Who is to be blamed?

You and me to be honest.

We are  the ones
We are the ones

We have to stop believing in wild promises and should separate rhetoric from facts let aside fiction. Because what happens when we start believing in rhetoric is that it affects our ability to separate dramatics and posterity from substance. Building a democratic movement for change is hard work, not just for leadership but for the citizenry as well. Arab Spring has taught everyone that democracy, transition, and political movements are not a spectator sport, but require rigor, time, planning, and commitment to see them through; an informed citizenry is the backbone of such process, being the most involved arm of the movement it has to play the role of conscience keeper.

For people to play that role and to transform people’s power into institutionalized political influence requires a clear understanding of historical, cultural, social, economic, ethical considerations and values. Furthermore, such understanding only can empower us to discern real promises from wild claims. The present generation seems largely oblivious to it and is rather stuck in binaries of propaganda and sensationalism.

Understanding things is a boring unromantic process of acquisition from original authentic texts but it is an equally empowering thing to do as it leaves you with the ability to see things for what they actually are.

A book should be an axe to chop open the frozen sea inside us.

J. M. Coetzee

Is it unwise to ask for change, I guess not? Given the screwed-up world, we live in there is no denying desirability and the possibility of Change. What matters rather is what you are asking for, Change for the sake of it, or change in substance.

How do you perceive change?

Is it a singular change in power equations or is it something dynamic, multi-disciplinary, and multi-dimensional? Can one person make everlasting change out of nowhere overnight? Yes, there have been people of exceptional abilities and determination, the ones who have shaped the world we live in for good but even they could not do it all by themselves.

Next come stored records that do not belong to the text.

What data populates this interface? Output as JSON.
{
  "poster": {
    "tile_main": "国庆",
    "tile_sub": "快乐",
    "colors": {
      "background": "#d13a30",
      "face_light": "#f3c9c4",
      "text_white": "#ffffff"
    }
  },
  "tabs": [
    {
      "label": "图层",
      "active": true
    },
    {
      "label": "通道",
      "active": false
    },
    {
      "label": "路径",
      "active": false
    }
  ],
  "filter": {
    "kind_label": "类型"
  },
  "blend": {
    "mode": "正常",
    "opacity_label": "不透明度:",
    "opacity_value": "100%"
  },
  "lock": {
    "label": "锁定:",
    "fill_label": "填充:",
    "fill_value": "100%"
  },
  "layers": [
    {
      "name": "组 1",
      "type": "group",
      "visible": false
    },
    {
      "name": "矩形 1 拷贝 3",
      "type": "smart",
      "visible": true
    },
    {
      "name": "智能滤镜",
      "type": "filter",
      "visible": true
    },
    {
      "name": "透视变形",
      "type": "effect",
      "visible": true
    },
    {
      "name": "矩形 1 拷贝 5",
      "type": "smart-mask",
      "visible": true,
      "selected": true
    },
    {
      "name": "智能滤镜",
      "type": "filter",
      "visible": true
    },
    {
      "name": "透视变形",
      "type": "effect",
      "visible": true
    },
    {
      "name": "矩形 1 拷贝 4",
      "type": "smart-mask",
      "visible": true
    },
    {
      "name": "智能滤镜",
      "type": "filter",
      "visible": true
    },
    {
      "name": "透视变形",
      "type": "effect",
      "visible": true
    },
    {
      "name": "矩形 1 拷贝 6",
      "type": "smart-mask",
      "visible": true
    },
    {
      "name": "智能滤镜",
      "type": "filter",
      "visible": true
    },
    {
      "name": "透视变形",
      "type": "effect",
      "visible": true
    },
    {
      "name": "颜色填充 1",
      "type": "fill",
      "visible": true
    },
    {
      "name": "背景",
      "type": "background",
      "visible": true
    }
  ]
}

Another thing about lasting change is that it comes with time and sudden changes are usually acrimonious to the interests of one and all. The vacuum left by the existing systems needs to be filled by alternative, better systems. As Nehru would say Change comes with fewer bangs than whimpers. For change to be accepted it has to be proceeded by a continuous process of getting institutions and processes ready.

Change for Good

We have talked about all that went wrong with the movements for change, success stories are plentiful too, biggest of them all is the Indian struggle for freedom, a continuous struggle led by virtuous men for years altogether to shape the destiny of a nation like no other. In recent years, look at the abolition of the apartheid regime in South Africa, it took years of struggle to change things for the good, an important lesson it has taught us is that revolutionary change has to be followed by reconciliation and integration for it to last.

I am not antagonistic to change, it is for people to chart out the change they want to see and look at the alternatives rationally. Understanding of institutions of the day will certainly help in facilitating meaningful assessment of the state of affairs and allow people to make an informed choice. It’s far easier to call for a dictator’s downfall than to pressure for boring, unsexy policies that anticipate such downfall years in the future and look for ways to ensure a smooth and uneventful transition.

Lastly, be careful of what you are being promised, for every mistake you make is a chance lost, never to return.

If you want things to change, you should be ready to dig in and hold your ground as it will take a while for things to change for good.

 

Game over or a new beginning !!!

Leave a Reply